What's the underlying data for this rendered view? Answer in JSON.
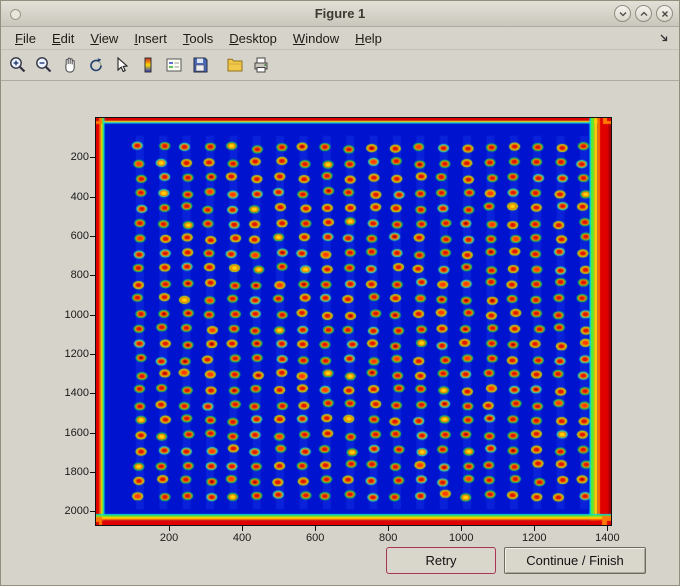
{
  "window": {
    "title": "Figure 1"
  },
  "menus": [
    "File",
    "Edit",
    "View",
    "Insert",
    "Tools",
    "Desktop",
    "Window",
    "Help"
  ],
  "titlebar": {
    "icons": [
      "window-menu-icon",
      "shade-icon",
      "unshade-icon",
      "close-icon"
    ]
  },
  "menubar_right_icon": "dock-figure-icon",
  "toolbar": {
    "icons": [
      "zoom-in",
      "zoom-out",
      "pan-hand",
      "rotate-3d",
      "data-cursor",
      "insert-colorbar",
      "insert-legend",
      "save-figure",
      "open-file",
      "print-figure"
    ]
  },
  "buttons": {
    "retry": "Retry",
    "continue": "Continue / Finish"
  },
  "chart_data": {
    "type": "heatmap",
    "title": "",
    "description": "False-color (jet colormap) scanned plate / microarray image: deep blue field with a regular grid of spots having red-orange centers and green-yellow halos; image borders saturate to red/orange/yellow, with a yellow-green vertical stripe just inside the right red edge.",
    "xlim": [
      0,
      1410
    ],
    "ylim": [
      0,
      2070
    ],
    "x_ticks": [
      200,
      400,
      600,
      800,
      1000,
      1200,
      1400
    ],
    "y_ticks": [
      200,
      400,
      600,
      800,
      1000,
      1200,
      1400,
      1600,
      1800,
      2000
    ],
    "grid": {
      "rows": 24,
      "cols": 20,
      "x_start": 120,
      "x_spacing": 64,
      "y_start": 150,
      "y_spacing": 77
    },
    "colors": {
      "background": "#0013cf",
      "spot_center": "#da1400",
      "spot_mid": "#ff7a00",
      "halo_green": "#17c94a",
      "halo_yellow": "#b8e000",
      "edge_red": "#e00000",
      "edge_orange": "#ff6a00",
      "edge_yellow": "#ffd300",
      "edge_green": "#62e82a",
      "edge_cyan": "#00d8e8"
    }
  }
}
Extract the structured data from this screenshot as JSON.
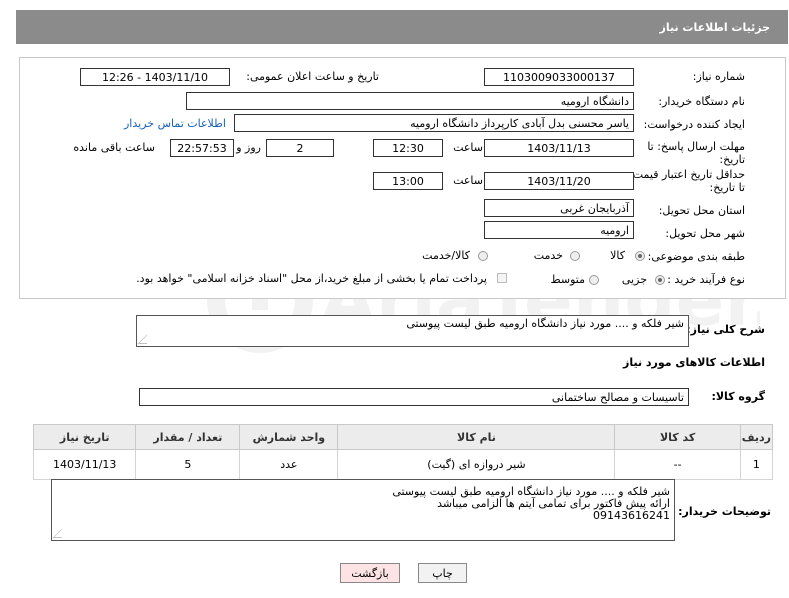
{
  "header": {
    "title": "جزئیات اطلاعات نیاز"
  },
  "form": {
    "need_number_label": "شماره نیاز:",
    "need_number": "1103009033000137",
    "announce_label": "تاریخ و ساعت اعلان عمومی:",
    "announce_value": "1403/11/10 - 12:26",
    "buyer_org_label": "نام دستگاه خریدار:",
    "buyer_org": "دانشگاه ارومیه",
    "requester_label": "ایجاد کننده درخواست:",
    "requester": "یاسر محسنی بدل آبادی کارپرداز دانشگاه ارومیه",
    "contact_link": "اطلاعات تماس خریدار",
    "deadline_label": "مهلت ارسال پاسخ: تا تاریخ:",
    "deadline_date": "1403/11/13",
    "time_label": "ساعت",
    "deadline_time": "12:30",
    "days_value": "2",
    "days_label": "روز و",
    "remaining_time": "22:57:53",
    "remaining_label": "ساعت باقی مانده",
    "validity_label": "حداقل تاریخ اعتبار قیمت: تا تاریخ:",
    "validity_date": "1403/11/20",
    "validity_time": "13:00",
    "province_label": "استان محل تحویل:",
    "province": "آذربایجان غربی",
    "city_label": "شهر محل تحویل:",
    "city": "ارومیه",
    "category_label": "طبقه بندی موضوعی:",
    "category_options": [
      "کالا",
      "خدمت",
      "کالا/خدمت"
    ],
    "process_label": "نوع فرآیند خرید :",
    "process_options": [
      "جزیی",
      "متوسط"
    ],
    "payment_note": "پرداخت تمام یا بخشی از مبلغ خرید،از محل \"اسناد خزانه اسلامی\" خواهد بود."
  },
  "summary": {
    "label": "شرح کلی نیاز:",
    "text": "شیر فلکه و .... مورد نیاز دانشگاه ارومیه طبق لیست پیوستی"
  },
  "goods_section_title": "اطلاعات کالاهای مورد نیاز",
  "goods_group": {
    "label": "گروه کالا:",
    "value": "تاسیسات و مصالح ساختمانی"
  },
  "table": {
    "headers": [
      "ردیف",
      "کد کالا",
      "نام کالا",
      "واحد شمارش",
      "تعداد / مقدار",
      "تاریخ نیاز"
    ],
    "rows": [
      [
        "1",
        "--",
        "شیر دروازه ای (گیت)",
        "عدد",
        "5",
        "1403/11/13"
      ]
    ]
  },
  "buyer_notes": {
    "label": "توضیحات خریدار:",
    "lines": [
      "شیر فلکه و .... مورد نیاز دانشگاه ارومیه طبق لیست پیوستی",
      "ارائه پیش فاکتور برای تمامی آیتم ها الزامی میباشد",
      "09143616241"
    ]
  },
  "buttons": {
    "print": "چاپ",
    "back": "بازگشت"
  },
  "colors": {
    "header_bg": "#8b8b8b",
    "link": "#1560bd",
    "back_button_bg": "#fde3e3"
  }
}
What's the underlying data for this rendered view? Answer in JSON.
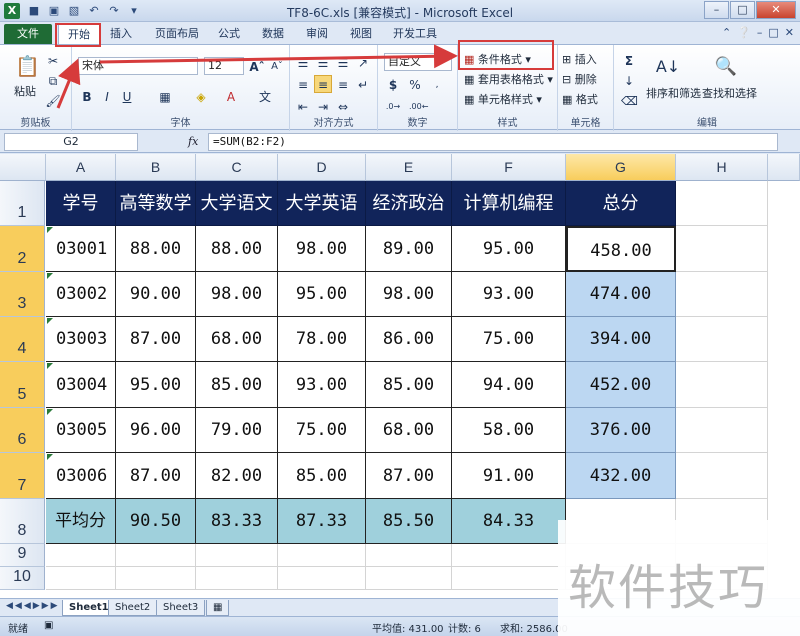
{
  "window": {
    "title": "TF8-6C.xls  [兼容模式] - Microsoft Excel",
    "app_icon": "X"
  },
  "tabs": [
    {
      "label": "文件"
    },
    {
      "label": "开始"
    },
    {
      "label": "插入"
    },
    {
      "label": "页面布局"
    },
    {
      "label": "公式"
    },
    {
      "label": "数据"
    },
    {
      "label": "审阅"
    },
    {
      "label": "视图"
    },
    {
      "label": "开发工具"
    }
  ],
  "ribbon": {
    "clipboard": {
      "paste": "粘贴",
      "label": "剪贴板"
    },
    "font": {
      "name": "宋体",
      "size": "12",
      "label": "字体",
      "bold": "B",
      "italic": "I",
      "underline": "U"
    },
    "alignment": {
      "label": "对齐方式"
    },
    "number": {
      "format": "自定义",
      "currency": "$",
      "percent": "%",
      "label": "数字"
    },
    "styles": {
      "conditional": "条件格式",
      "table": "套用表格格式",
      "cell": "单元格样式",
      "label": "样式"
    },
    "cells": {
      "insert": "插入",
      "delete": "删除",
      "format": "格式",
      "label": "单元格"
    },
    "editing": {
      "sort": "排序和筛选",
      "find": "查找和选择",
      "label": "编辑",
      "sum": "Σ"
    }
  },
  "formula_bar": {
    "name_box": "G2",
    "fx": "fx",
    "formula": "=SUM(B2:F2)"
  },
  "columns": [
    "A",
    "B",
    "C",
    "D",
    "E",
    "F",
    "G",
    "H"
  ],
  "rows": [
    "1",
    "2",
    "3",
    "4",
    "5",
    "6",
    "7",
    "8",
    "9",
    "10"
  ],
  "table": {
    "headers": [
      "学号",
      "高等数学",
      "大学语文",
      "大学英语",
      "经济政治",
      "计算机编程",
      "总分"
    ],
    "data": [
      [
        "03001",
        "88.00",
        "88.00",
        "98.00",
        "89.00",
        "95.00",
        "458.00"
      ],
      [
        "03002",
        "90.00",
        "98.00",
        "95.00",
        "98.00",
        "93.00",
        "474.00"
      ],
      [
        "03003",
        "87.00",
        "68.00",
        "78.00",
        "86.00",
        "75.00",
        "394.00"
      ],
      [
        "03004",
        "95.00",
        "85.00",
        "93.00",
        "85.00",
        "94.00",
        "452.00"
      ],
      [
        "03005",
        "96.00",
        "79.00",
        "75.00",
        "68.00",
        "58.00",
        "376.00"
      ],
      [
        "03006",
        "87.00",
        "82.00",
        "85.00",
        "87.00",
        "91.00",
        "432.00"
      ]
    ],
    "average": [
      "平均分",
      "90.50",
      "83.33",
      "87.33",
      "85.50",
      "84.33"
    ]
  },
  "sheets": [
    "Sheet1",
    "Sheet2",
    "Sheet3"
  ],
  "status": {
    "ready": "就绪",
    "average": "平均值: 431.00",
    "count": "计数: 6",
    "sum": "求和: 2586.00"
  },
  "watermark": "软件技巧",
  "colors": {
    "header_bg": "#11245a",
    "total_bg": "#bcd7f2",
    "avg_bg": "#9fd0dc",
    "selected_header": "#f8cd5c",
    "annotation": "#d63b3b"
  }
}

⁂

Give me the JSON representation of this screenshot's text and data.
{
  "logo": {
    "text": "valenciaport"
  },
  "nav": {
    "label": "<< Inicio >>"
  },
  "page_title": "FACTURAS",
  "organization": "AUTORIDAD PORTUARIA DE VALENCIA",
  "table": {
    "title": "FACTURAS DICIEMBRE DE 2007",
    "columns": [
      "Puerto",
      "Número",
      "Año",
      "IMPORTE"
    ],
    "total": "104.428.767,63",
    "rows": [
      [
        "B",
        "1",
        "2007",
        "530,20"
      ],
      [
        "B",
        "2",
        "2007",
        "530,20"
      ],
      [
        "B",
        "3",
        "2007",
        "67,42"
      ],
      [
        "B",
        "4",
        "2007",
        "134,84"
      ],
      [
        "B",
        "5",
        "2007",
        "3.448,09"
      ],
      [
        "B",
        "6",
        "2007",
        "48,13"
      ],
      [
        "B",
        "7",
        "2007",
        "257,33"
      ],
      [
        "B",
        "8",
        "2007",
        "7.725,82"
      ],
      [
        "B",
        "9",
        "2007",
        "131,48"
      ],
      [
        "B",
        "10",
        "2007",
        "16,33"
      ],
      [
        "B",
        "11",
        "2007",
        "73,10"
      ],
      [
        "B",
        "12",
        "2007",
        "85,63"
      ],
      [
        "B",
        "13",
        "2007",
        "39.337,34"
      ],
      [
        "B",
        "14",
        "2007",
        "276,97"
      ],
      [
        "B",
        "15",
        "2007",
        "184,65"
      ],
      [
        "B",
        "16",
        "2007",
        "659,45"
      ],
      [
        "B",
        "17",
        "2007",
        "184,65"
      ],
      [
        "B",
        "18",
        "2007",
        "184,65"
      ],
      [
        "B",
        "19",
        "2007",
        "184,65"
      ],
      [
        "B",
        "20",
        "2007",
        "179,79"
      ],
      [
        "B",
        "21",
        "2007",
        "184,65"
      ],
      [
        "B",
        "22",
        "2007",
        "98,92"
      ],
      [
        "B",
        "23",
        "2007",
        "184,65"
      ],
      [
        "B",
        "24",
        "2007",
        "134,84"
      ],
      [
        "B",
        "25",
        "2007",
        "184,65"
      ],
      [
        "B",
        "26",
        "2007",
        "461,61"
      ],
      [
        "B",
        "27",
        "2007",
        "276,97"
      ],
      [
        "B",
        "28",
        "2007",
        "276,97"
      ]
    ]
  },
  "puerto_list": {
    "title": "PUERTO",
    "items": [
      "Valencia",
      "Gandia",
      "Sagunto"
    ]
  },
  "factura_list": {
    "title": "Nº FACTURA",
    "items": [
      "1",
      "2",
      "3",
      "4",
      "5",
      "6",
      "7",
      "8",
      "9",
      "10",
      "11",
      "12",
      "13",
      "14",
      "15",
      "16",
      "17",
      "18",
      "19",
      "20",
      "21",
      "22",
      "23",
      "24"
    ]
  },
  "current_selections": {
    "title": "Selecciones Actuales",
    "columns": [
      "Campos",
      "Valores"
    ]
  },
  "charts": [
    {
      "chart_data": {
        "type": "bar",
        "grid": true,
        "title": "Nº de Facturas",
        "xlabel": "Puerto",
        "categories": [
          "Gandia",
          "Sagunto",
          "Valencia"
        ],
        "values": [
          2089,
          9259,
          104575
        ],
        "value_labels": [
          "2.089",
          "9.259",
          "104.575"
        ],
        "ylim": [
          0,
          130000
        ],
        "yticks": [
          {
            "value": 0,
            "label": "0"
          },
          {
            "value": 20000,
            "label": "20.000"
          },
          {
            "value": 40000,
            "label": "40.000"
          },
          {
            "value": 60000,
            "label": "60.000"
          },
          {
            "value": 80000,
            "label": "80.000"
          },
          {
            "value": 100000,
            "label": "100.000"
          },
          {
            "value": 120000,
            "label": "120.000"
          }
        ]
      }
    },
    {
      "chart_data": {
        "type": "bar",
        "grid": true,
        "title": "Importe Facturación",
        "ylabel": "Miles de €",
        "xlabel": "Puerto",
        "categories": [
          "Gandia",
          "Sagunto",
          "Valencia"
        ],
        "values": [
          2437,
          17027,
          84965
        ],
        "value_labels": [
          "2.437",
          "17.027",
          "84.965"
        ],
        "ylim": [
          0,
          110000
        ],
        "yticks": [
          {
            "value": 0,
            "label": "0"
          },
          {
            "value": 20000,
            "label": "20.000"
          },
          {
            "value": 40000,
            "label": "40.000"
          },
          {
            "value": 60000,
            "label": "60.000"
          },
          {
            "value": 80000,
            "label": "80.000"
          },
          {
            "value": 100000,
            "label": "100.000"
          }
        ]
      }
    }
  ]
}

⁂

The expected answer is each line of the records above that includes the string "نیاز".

**RESULT:**
    "title": "جزئیات اطلاعات نیاز"
    "need_number_label": "شماره نیاز:",
    "label": "شرح کلی نیاز:",
    "text": "شیر فلکه و .... مورد نیاز دانشگاه ارومیه طبق لیست پیوستی"
  "goods_section_title": "اطلاعات کالاهای مورد نیاز",
      "تاریخ نیاز"
      "شیر فلکه و .... مورد نیاز دانشگاه ارومیه طبق لیست پیوستی",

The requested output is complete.